-- Task inputs follows --
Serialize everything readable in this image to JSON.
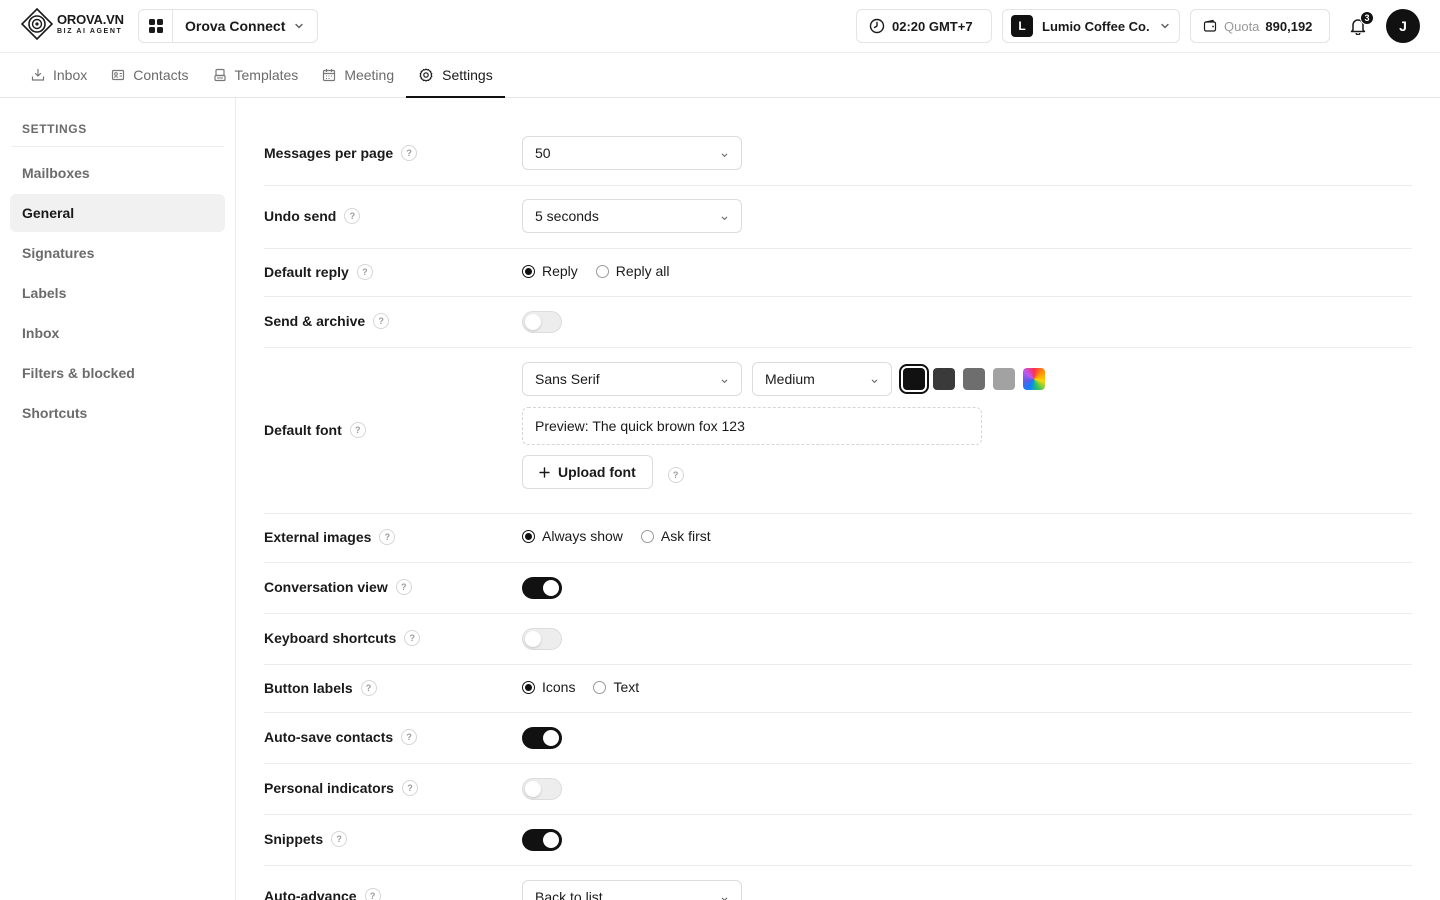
{
  "brand": {
    "name": "OROVA.VN",
    "tagline": "BIZ AI AGENT"
  },
  "app_switcher": {
    "name": "Orova Connect"
  },
  "header": {
    "time": "02:20 GMT+7",
    "org": {
      "initial": "L",
      "name": "Lumio Coffee Co."
    },
    "quota": {
      "label": "Quota",
      "value": "890,192"
    },
    "notifications_count": "3",
    "avatar_initial": "J"
  },
  "tabs": [
    {
      "label": "Inbox",
      "icon": "inbox-icon"
    },
    {
      "label": "Contacts",
      "icon": "contacts-icon"
    },
    {
      "label": "Templates",
      "icon": "templates-icon"
    },
    {
      "label": "Meeting",
      "icon": "calendar-icon"
    },
    {
      "label": "Settings",
      "icon": "gear-icon",
      "active": true
    }
  ],
  "sidebar": {
    "heading": "SETTINGS",
    "items": [
      {
        "label": "Mailboxes"
      },
      {
        "label": "General",
        "active": true
      },
      {
        "label": "Signatures"
      },
      {
        "label": "Labels"
      },
      {
        "label": "Inbox"
      },
      {
        "label": "Filters & blocked"
      },
      {
        "label": "Shortcuts"
      }
    ]
  },
  "settings": {
    "messages_per_page": {
      "label": "Messages per page",
      "value": "50"
    },
    "undo_send": {
      "label": "Undo send",
      "value": "5 seconds"
    },
    "default_reply": {
      "label": "Default reply",
      "options": [
        "Reply",
        "Reply all"
      ],
      "selected": "Reply"
    },
    "send_archive": {
      "label": "Send & archive",
      "enabled": false
    },
    "default_font": {
      "label": "Default font",
      "family": "Sans Serif",
      "size": "Medium",
      "colors": [
        "#111111",
        "#3a3a3a",
        "#6e6e6e",
        "#a2a2a2",
        "rainbow"
      ],
      "selected_color": "#111111",
      "preview": "Preview: The quick brown fox 123",
      "upload_label": "Upload font"
    },
    "external_images": {
      "label": "External images",
      "options": [
        "Always show",
        "Ask first"
      ],
      "selected": "Always show"
    },
    "conversation_view": {
      "label": "Conversation view",
      "enabled": true
    },
    "keyboard_shortcuts": {
      "label": "Keyboard shortcuts",
      "enabled": false
    },
    "button_labels": {
      "label": "Button labels",
      "options": [
        "Icons",
        "Text"
      ],
      "selected": "Icons"
    },
    "auto_save_contacts": {
      "label": "Auto-save contacts",
      "enabled": true
    },
    "personal_indicators": {
      "label": "Personal indicators",
      "enabled": false
    },
    "snippets": {
      "label": "Snippets",
      "enabled": true
    },
    "auto_advance": {
      "label": "Auto-advance",
      "value": "Back to list"
    }
  },
  "help_glyph": "?"
}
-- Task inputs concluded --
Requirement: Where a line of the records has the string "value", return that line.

Result below:
      "value": "890,192"
      "value": "50"
      "value": "5 seconds"
      "value": "Back to list"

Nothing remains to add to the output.